What you need to do: Each line in the entries below that holds the string "icon" must be copied.

Stored data:
------------------------------------------------

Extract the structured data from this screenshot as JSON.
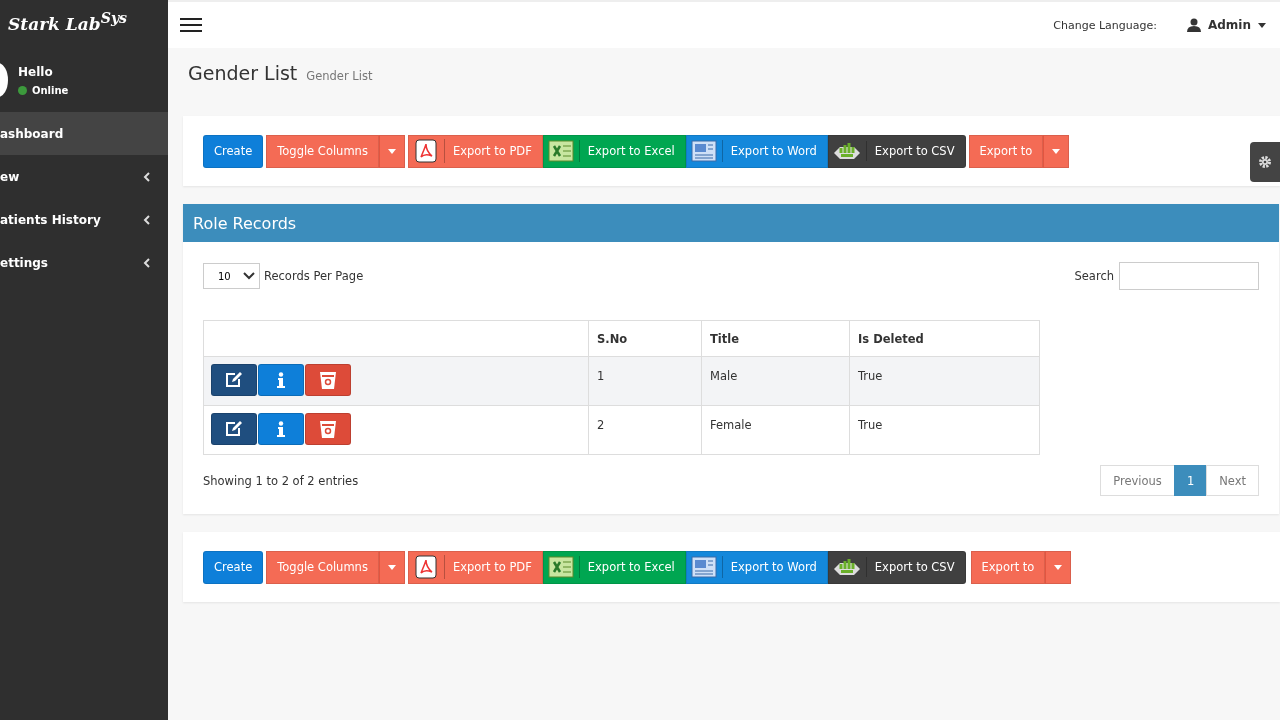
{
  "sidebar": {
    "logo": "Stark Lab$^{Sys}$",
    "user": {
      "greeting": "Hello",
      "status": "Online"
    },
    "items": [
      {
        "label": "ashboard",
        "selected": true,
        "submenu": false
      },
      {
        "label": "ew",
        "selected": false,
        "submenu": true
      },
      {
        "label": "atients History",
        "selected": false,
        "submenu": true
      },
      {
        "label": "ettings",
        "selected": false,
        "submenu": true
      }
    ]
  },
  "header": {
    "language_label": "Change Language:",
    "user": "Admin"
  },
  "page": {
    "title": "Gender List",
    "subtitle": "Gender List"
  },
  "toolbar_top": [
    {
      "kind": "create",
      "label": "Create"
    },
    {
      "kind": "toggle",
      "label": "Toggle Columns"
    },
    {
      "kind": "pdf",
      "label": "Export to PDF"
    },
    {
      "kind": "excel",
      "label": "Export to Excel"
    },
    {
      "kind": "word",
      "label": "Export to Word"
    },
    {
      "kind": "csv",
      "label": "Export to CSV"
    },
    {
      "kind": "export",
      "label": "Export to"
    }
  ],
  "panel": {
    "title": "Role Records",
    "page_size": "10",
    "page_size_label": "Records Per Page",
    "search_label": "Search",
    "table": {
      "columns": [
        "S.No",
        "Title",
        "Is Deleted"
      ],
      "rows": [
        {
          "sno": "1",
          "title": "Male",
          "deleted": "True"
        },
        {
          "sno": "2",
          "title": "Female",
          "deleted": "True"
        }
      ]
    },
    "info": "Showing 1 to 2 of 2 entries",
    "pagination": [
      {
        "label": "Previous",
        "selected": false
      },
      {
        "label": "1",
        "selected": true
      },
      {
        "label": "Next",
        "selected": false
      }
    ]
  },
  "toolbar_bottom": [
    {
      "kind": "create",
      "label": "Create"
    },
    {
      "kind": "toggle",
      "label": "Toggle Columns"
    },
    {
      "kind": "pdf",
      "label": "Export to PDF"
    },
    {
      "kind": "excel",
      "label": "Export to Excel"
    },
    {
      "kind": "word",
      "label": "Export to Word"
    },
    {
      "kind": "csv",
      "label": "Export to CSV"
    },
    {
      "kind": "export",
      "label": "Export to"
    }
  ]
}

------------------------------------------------

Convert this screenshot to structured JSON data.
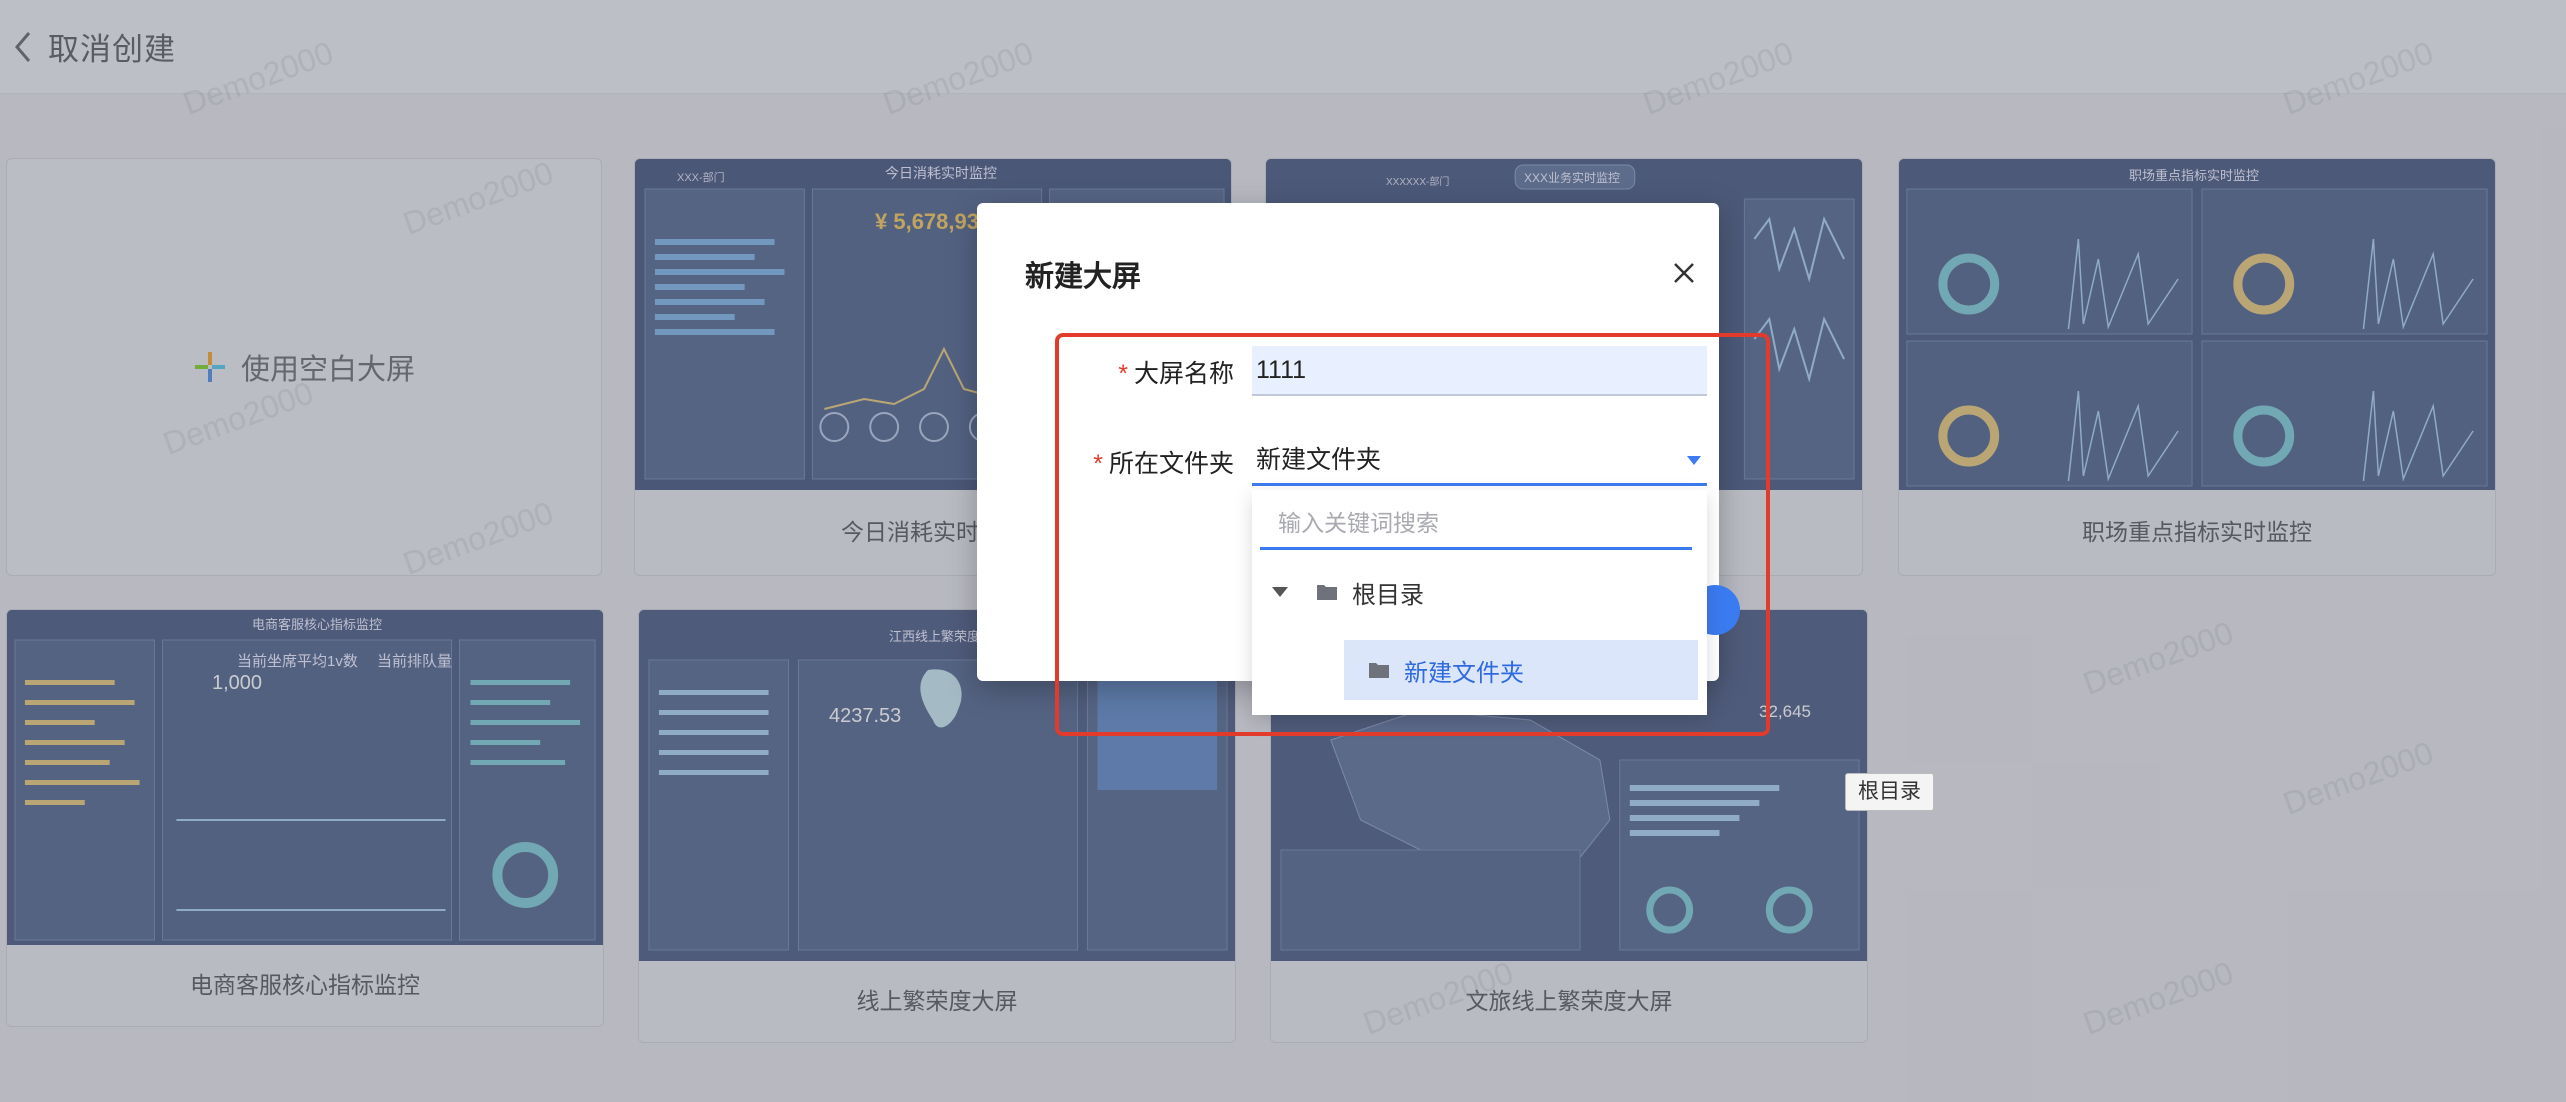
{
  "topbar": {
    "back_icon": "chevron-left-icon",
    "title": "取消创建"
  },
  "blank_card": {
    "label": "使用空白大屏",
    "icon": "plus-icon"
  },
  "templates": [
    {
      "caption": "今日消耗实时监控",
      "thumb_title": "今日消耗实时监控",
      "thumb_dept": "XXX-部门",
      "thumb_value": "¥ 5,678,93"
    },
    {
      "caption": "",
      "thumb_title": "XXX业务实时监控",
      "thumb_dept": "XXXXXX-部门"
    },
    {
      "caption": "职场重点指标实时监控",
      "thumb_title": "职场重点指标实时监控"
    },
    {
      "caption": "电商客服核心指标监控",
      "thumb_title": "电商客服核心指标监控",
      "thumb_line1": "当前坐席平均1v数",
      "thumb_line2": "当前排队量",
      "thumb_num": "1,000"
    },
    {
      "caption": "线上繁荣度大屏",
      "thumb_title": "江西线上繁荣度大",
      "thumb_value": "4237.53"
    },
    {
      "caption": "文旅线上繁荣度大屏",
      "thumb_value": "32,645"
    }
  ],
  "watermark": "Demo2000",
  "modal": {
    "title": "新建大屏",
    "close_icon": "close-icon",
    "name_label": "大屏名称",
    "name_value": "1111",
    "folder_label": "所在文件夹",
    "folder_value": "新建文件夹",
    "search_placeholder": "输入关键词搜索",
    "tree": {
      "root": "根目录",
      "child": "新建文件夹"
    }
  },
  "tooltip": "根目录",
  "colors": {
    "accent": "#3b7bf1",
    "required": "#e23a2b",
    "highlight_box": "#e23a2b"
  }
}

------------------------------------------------

Expected answer:
    "back_icon": "chevron-left-icon",
    "icon": "plus-icon"
    "close_icon": "close-icon",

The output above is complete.